In what would become a decision that changed the future of their land, Ann and Brian Clarke, made the decision to protect their 95-acre property along the West Canada Creek in the Town of Russia.
The land has been in the family since 1929 and is part of an area along the West Canada Creek which has remained remarkably unchanged since the 19th century.
Cows roam in the pasture, West Canada Creek flows gently by, and the steep forested ridge stands sentinel. Partridge Hill Road, which divides the property, remains a dirt road, which adds to the pastoral character.
Generations who care
A number of years before the Clarkes were encouraged by their longtime neighbor, the late Nelson Adams, to join him in the effort to preserve the character of the West Canada Creek and its surroundings.
Those initial conversations were important as the family considered what the future might be for the area.
The matriarch of the family, 93-year-old Ann Clarke, explained that “We love this place, it is where our family comes together every summer and knowing it is going to stay this way forever was what we all wanted.”
Now a third-generation owner, Liza Clarke, notes how special the area is for so many people. “It’s a wonderful road, two miles long, with ponds and brooks and meadows and woods. People come from far and wide to walk or bicycle it.”
Other Clarke family members share their perspective. Living on the property full-time, David Esterly and Marietta Von Bernuth, have both a strong conservation ethic and a deep connection to the property.
“We lived in England for many years because of our jobs,” says Marietta, “where the open countryside is protected by law. This is the reason the European landscape retains its ageless beauty. It seemed the most natural thing in the world to support this kind of preservation locally here in upstate New York.”
It’s a neighborhood thing

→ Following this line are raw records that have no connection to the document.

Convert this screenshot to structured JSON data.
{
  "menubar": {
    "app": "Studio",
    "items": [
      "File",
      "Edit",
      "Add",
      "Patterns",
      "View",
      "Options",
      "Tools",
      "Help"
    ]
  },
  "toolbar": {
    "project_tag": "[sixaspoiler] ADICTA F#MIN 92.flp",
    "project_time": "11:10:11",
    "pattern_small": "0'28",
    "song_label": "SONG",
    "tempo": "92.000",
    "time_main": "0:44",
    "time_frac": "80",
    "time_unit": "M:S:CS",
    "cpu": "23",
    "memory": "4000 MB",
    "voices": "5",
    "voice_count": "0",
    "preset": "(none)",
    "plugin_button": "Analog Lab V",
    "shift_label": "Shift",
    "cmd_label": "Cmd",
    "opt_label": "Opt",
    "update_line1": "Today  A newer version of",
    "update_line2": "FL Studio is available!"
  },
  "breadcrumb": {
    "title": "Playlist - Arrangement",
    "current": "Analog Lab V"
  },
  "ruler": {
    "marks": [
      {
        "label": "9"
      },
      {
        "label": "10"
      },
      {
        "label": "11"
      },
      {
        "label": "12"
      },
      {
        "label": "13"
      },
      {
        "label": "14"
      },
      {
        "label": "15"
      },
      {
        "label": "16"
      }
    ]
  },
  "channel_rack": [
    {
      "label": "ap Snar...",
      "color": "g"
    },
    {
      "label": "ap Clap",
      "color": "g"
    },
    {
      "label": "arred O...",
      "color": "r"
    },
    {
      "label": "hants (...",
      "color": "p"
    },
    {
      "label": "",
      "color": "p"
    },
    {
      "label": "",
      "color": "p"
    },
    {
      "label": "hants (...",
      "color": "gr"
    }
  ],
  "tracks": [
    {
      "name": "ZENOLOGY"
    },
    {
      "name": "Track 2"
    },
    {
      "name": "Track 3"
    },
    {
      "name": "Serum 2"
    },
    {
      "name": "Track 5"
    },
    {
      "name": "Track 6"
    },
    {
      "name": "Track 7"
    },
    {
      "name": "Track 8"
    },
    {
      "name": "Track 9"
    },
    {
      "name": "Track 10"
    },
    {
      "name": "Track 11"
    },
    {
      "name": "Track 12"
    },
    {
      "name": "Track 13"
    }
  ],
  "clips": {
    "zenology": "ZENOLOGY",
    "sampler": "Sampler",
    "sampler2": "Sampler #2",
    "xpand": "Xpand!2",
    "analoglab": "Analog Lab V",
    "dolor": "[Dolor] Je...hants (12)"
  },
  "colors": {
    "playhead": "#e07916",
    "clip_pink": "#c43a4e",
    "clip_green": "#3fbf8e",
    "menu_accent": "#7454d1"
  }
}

Marietta explains that “the feeling you get [when conserving your land] is not restricting or confining, but liberating. You no longer have to worry that the pleasures of this landscape will be lost to our children or grandchildren, or to anyone else who will walk the road in years to come.”
Over the years, with the leadership of Nelson Adams and the Clarke family, many neighboring landowners have also protected their properties.
Because of their vision, nearly all of the land on both sides of the West Canada Creek, from the spillway bridge to the bridge over Rt. 28, has been protected.
It’s a neighborhood effort that involves both large and small properties. Combined they have a significant conservation impact—protecting the clean water of West Canada Creek and the rural character that the neighbors treasure.